= Beginning of Section =
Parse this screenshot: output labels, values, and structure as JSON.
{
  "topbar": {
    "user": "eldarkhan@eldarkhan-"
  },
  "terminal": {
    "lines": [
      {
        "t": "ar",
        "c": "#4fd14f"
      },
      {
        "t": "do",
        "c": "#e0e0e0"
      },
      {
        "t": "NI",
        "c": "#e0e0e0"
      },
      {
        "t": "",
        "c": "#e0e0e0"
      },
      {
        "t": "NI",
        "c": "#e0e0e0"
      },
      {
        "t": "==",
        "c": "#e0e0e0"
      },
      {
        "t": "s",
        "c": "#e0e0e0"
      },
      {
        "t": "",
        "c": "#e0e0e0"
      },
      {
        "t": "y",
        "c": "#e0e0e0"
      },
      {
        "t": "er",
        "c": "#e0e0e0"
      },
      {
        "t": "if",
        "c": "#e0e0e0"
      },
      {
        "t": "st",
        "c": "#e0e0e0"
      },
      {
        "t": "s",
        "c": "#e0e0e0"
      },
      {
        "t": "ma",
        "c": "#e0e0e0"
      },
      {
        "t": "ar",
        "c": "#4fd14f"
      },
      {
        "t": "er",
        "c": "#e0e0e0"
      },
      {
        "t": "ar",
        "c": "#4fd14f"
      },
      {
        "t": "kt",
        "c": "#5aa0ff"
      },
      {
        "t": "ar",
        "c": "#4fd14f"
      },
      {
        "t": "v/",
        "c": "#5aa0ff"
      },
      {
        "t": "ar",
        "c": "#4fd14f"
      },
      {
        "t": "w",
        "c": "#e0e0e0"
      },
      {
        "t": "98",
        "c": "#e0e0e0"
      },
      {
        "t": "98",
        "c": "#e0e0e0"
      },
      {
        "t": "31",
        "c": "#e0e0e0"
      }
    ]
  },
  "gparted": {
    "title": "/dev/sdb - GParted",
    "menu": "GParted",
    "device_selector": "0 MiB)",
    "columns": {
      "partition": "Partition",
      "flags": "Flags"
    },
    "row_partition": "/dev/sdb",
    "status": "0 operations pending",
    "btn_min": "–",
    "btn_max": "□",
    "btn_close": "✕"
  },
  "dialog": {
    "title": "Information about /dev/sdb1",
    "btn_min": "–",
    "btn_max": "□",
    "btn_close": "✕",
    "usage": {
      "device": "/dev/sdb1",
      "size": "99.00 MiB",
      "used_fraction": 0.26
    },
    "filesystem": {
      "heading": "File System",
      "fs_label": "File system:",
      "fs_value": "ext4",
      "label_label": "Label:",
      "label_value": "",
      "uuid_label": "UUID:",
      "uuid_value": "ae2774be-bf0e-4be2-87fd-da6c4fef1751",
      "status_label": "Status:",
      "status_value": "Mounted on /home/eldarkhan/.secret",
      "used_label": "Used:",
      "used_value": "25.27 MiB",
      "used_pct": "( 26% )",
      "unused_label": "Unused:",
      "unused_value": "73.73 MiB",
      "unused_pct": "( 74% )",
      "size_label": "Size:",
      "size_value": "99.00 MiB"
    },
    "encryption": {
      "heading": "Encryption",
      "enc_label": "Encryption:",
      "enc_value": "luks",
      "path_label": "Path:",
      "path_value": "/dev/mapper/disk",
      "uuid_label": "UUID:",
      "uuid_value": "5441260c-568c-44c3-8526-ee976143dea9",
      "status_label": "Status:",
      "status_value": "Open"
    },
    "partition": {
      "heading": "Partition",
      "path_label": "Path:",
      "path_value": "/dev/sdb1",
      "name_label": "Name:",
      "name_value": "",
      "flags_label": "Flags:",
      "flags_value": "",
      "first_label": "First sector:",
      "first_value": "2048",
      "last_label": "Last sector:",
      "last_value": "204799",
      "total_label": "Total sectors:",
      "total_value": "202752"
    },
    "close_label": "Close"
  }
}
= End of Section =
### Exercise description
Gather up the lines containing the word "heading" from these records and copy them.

### Solved problem
      "heading": "File System",
      "heading": "Encryption",
      "heading": "Partition",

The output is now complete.